By Peter Mucha: Inquirer Staff Writer
And her husband, Jimmie, won't forget his.
"I was on speaker!" she said.
He was over the Delaware River on a bridge.
"He didn't care. He was so proud of himself," the special education teacher said. "... He had this grin, like, 'Ha ha, I got you!' "
"He's mad about the ticket," Dora Maule said. "He was not happy."
Thousands of Garden State travelers now have similar stories to tell.
That's about $4 million extra revenue.
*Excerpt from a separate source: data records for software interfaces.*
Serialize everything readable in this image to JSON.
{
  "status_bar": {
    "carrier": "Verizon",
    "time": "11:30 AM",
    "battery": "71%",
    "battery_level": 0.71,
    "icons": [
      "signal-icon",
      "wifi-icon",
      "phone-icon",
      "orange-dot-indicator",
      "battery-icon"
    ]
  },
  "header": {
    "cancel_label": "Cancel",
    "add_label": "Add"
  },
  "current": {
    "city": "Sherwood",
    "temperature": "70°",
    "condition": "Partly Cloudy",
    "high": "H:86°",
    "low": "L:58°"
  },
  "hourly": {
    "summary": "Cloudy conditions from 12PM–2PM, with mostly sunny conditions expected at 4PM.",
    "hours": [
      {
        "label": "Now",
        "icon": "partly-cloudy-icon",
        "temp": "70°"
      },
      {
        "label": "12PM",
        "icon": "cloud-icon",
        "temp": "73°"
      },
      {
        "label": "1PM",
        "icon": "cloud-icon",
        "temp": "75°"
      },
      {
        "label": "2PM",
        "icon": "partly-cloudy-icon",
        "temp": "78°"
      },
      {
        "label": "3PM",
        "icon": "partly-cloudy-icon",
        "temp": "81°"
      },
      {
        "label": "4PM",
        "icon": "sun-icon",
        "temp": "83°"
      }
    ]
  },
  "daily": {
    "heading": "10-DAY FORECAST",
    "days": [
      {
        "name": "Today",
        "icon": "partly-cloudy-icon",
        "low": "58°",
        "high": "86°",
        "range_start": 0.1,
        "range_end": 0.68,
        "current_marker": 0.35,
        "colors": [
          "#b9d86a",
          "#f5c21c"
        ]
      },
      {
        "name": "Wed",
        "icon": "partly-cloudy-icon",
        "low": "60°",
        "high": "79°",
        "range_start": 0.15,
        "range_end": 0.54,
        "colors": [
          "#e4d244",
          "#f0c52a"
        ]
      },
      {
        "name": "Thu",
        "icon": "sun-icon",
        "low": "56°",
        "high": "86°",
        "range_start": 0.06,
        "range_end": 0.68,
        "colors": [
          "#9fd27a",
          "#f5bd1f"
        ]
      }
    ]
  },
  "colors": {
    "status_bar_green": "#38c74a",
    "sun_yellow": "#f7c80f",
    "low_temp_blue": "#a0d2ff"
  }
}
It's not exactly a windfall, though, since during the 12 months ending last June, the state handed out 5.6 million tickets for moving and parking violations.
A check for Cherry Hill found 51 tickets issued to drivers for using phones during March, April and May, she said.
New Jersey's law does permit handheld-phoning in emergencies or to report a crime, fire or other public danger to authorities.
If it does, Shapiro said he'd propose an amendment that would cover only handheld phones, but apply to all drivers.
Indeed, drivers having phone conversations are four times as likely to have an accident - even with hands-free devices, according to the Insurance Institute for Highway Safety.